Knowing what to do during a dental emergency can help you manage things until you are able to see a dentist. It’s especially important to control swelling, manage discomfort, and save broken teeth or teeth fragments for possible reinsertion later. It’s also a good idea to invest in a dental first aid kit.
First Aid for a Swollen Face
This symptom has many possible causes, including an oral infection that has spread past the teeth into the mouth tissues. Here’s what to do if this problem occurs:
- Encourage the affected person to drink lots of water. Dehydration can complicate the underlying condition.
- Make sure the patient remains in a seated or standing position until help is obtained. Lying down can make the underlying problem worse.
- See a dentist or other healthcare expert right away.
First Aid for a Dislodged Tooth
This problem can result from blunt force trauma of many types, including automobile or sports-related injuries. Here’s what you should do:
- Save the tooth for possible reinsertion by a dentist. Pick it up by the crown and keep it in a moist rag, paper towel, or small cup of milk if possible.
- Use ice, a cold pack, or similar item to manage discomfort and swelling.
- Get the patient to a dentist or other medical facility right away. Most teeth can be reinserted if prompt attention is given to the matter.
First Aid for a Broken or Cracked Tooth
The procedure is similar to the procedure for a dislodged tooth. Here’s what you should do:
- Save the broken fragments of the tooth if possible. Use a moist cloth or cup of milk.
- In the patient is awake and alert, then cover the jagged edge of the remaining tooth in dental wax to prevent it from causing bleeding inside the mouth.
- Use ice, a cold pack, or similar item to manage pain and swelling and get the victim to a dentist or other healthcare professional right away.
First Aid for Pain When Biting or Chewing
This might be a sign of a loose or cracked tooth. Make an appointment with a dentist as soon as possible and avoid chewing with the tooth. If the tooth comes loose or if bleeding occurs inside the mouth, they get emergency help right away.
First Aid for Suspected Tooth Abscess

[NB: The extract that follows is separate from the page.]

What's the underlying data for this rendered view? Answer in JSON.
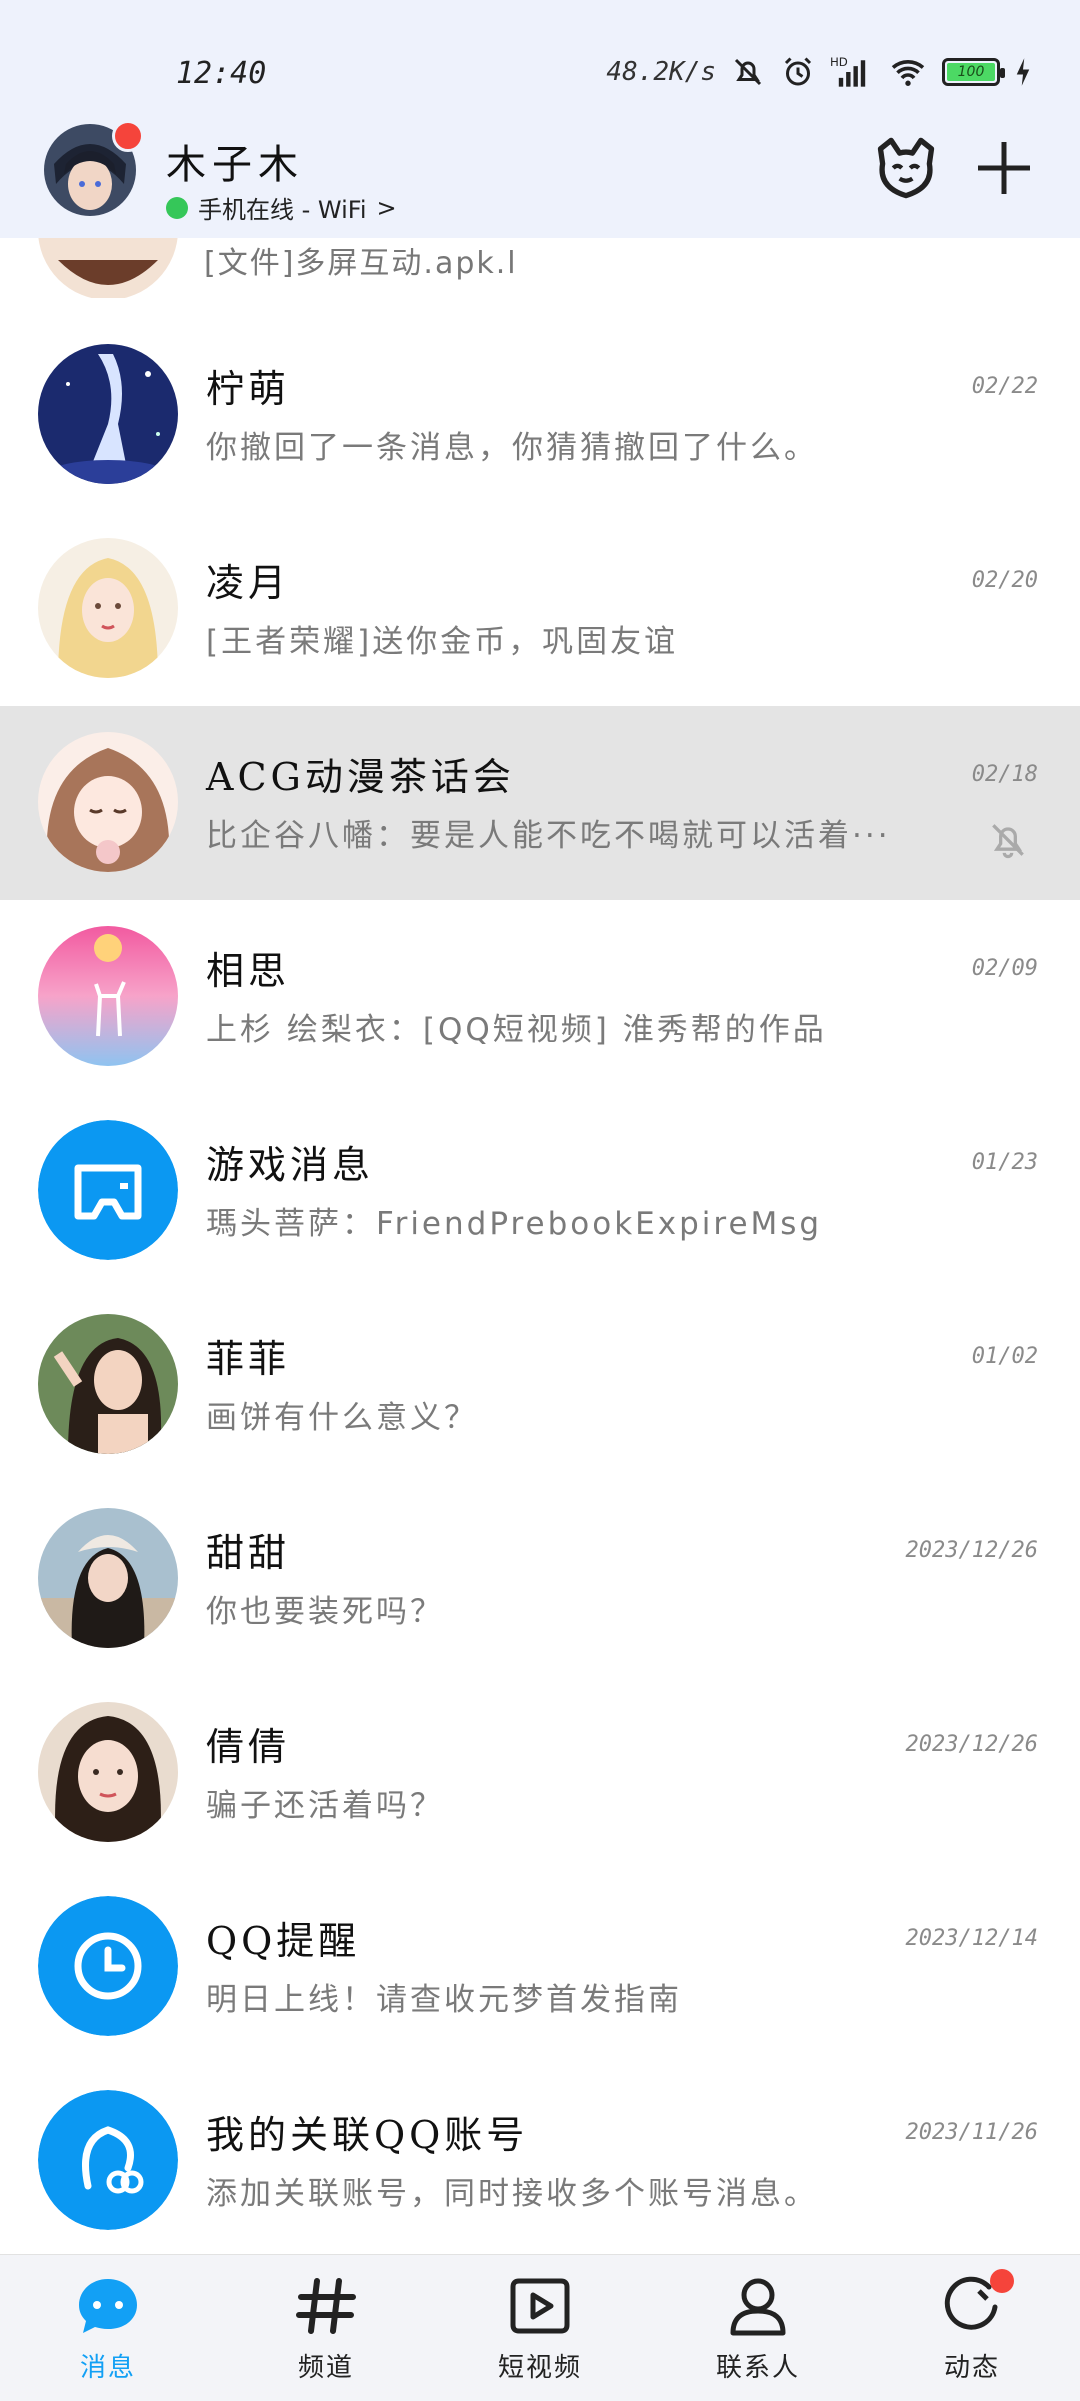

A tooth abscess typically reveals itself as a discolored pimple-like bulge in the gum, often accompanied with a dark-colored discharge and dental pain. See an emergency dentist as soon as possible for treatment. Avoid popping the growth, as this may spread infection throughout the mouth.
Making Your Own Dental First Aid Kit
It’s a good idea to have a dental first aid kit at the ready. Here’s what it should contain:
- Clove oil. This is a classic remedy for toothache pain.
- Temporary filling material. This is an ideal product to have on hand to treat missing cavity fillings.
- Pain reliever. A nonsteroidal anti-inflammatory drug (NSAID) such as ibuprofen is a good choice.
- Dental wax. This is useful for coating a broken or fractured tooth.
- A small mirror and flashlight. These are useful for seeing what’s going on inside the patient’s mouth.
Dental emergencies can occur at any time. Use the tips in this post to be ready for them. When the situation is over, look back and congratulate yourself for being prepared.
About the Author
Dr. Raj Vekariya is a skilled general dentist with a professional, caring touch that makes him a hit with his patients. He earned his DDS degree from New York University’s College of Dentistry. You can reach his office online or by calling (724) 300-3700.